Lord of the Rings: Conflict at the Carrock

Conflict at the Carrock
Conflict at the Carrock

Second in the Shadows of Mirkwood series of adventure packs, Conflict at the Carrock packs a serious punch, with a difficulty rating of 7 (the same as the final adventure in the original set). Where The Hunt for Gollum sees players dealing with a very location-heavy deck, this time round the focus is very much on the fighting, culminating in a tense battle, as four trolls challenge the heroes.

Firstly, the scenario itself while certainly hard is by no means impossible, and lends itself to multiple strategies. Given the prominent role fighting the trolls plays, there’s a lot of tension here. Aside from the trolls in the new deck, the hill trolls from the original game can also play an ominous cameo role. This quest can see heroes being captured, very similar to the prisoner in the “Escape from Dol Guldur” adventure in the core set, which only adds to the difficulty should a hero get ‘knocked out’ at a critical stage. An interesting addition, this is also the first adventure to feature a player ally in the enemy deck itself, who whilst very expensive, lends himself to fighting the trolls, and can be all that is needed to draw victory from the jaws of defeat.

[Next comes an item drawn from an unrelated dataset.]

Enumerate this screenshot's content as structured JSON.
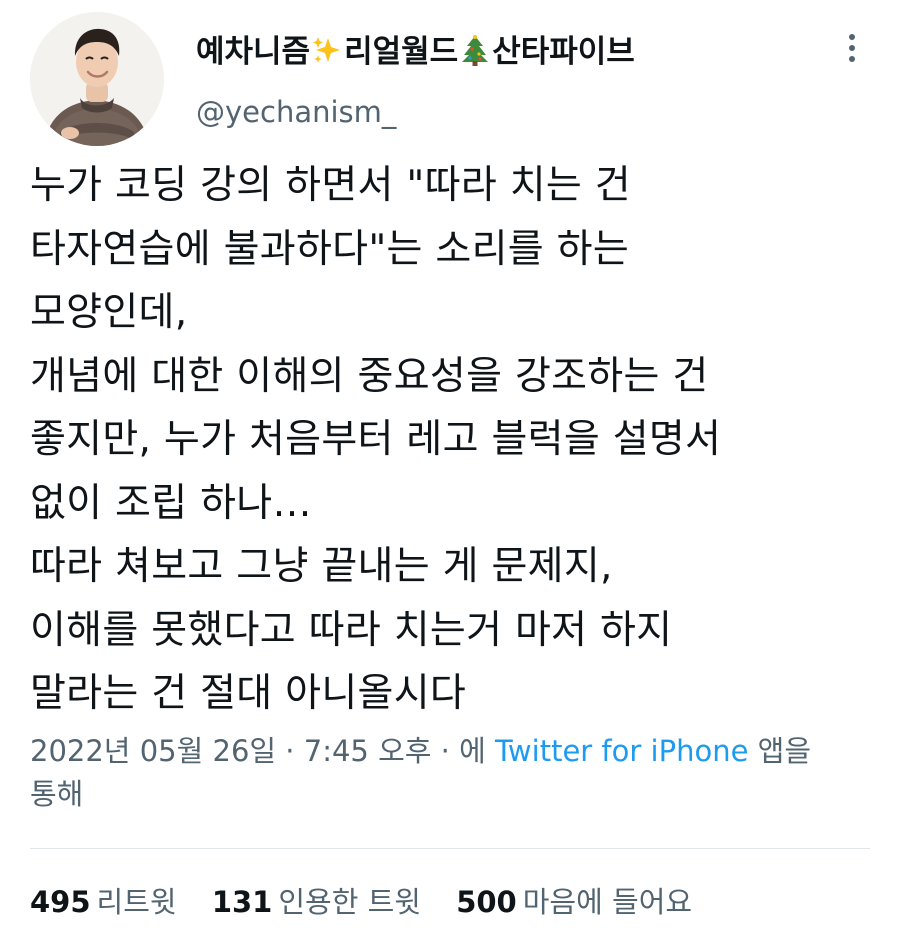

In comparison to the quest, the player cards are more of a mixed bag, though are still a better selection than in The Hunt for Gollum. The hero in this pack is Frodo Baggins, who is a decent addition to the game, with a relatively cheap starting cost and an ability that makes him virtually invincible (converting damage to threat). There are then two cards per sphere, usually an ally and an event/attachment, plus a song which generates one lore resource per turn. All but one of the cards here can find their uses even without extra cards from other adventure packs.

Aside from the usual gripes which are inherent to the nature of this card game, there are a couple of minor problems with this adventure. First, it doesn’t scale quite as well as the previous one, which although it doesn’t make it unplayable, shows it was clearly designed with two players in mind. The second issue is simply a question of paying attention, but there are quite a few cards which alter the values of other ones in the game, particularly when the four trolls come into play, and it’s easy to overlook these extras. The first time we defeated this adventure, we’d actually missed the fact that our threat level should have risen and killed us, so it pays to be vigilant when reading the card text!

Ultimately, Conflict at the Carrock is a very worthwhile expansion to the core game, offering a challenging and exciting new adventure, very action packed, with a selection of decent player cards. The hero, Frodo Baggins, adds some versatility to the way you play the game, whilst the addition of a player ally hidden in the enemy deck is an interesting twist, and thematically in keeping. If you like the core game and don’t insist on playing the adventure packs in order, this is one of the better ones in the Shadows of Mirkwood series.

Random Quote

Schumacher wouldn’t have let him past voluntarily. Of course he did it voluntarily, but he had to do it.

— Murray Walker